For a Black man living in our modern western civilization, there is no task more difficult than attempting to live up to our collective community’s expectations of hyper masculinity. No matter your age, occupation, education, or socioeconomic standing, our society has firmly crafted beliefs on how Black men should be, well, men. Some of these standards are forced upon us by external pressures, some of these standards are imagined concepts that we personally buy-into and some of these standards are simply due to our own making, yet regardless of the origins, Black men suffer at the hands of these almost-impossible suppositions, mostly in silence.
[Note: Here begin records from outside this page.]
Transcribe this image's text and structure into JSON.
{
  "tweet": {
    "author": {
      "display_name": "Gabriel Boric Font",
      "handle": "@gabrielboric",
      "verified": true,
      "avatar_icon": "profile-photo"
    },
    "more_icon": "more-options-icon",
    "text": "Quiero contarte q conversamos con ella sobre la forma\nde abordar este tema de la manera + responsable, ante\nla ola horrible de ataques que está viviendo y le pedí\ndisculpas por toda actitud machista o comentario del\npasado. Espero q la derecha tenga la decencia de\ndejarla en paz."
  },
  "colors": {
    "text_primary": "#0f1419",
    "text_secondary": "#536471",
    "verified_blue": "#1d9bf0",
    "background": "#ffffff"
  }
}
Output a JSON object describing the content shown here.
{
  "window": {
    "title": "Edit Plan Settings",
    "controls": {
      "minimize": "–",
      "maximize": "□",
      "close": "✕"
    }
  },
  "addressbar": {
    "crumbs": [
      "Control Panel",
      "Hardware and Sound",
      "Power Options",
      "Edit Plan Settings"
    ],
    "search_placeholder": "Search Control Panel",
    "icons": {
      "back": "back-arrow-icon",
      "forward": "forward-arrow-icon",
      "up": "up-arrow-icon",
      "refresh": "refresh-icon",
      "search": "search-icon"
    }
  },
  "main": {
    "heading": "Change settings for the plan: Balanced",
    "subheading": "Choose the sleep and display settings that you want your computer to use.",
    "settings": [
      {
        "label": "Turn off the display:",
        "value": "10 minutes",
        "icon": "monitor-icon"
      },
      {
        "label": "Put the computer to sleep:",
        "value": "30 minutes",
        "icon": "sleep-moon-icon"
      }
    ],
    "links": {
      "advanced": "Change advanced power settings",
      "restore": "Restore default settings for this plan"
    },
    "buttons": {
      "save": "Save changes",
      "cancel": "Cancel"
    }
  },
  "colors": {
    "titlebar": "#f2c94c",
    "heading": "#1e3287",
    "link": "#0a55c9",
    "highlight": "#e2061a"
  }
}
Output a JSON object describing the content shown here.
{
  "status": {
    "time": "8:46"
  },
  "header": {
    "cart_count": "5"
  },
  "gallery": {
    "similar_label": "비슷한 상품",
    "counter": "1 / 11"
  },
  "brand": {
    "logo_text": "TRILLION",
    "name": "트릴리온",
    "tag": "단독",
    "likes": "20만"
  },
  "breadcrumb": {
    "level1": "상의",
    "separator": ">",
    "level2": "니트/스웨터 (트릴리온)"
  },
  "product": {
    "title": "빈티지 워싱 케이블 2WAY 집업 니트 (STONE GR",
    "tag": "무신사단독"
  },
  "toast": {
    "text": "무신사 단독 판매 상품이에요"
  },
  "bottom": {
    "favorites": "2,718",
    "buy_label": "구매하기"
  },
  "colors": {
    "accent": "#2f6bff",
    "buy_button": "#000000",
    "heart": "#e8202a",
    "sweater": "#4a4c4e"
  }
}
The stress that being a “real man” has on us is real as hell. Feeling like it’s our duty to be providers and protectors is already ingrained in our minds and souls as we traverse cityscapes on our lonesome, but once you add a woman into that scenario, especially a woman we truly love, those pressures actually double. It’s a constant and crippling battle with a self-loathing fear of inadequacy that, we feel, is far too deep, painful and complex to share with our significant others and our boys (although they’re actually going through the same shit.)
This inadequacy, built from the fear or our parents who told us to “man up” and “act like a man” before we even hit puberty, who believed that even a moment of youthful ignorance from a Black boy in this society can drastically alter our futures – or, even end the possibility of us having a future at all. This inadequacy was curated by the other young Black men around us, just as scared and just as pillaged of a childhood, who spared no expense at performing this act of hyper-masculinity with as much intimidation as possible. These were the dudes on the corner, suffering at the hands of an impossible expectancy, full of the most braggadocio and the largest desire to embody a confused ideology of an “alpha male”, who went around calling dudes “pussies” and worst, “bitch-ass niggas” the latter being used as a simultaneous revocation of the other man’s Blackness and masculinity, all in one fell slur.
And it’s become incredibly easy for many Black women to mock this performance and pretend that they had no hand in it’s creation and nourishment, when it’s the mothers of many of these boys who tell them not to act “gay” or “like a bitch.” It’s become far too easy to pretend that the aunties and the grandma’s who implant these messages in these young boy’s minds don’t exist. It’s become far too easy for many Black women to overlook the fact that hyper-masculinity is a social creation that we’re all collectively responsible for.
Masculinity may be as fragile as glass, but the fire that melted it’s minerals was blazed by us all.
A relationship, especially a mature one between two grown-ass adults looking towards the future, feels like a masculinity litmus test for many of us. Can we physically protect this woman from incursion? Can we shield her from anything and anyone that may effect her mental health? Can we be the emotional hard rock she needs when life gets too sticky for her? Can we put food on the table? Can we provide an income to make her feel as safe and secure as possible? Can we guard our children from any incursion? And, if we can’t, can we get them the vengeance and recompense they deserve?
Any possible ‘no’ to any of those questions becomes a self-perceived slight of our own manhood. Real men fight for their families. Real men provide everything their loved ones need. Real men don’t cry about having these responsibilities. Real men don’t cry at all.
And somewhere in our relationship, in between performing our hyper-masculinity, the woman we love brings our guarded walls crashing down. It’s usually never some grand moment or even an occasion that our woman will recognize herself, but it will provide the monumental answer to a question that the long-suffering boyish souls in us have yearned to ask, but never actually inquired about to her.
The answer is, “no.”
The question is, “do I have to keep this act up?”
In one instance, with one act, she shows us that her love, respect and admiration for us has absolutely nothing to do with anyone’s notion of masculinity.
With her, we get to be human.
With her, we get to be imperfect.
With her, we get to be emotionally healthy.
With her, we get to laugh as loud and as childishly as we want.
With her, we get to cry.
And when we stand up at the alter, realizing that there’s one woman in the world who not only told us that we didn’t need to perform an alpha-male act, but also investigated our souls to reveal our vulnerability AND STILL decided to love us, knowing how fragile we truly are, we let it out. We take off the mask that society has forced us to wear for so long and we breathe in life in a way we’ve never done before.
We become human again.
This Is Your Conscience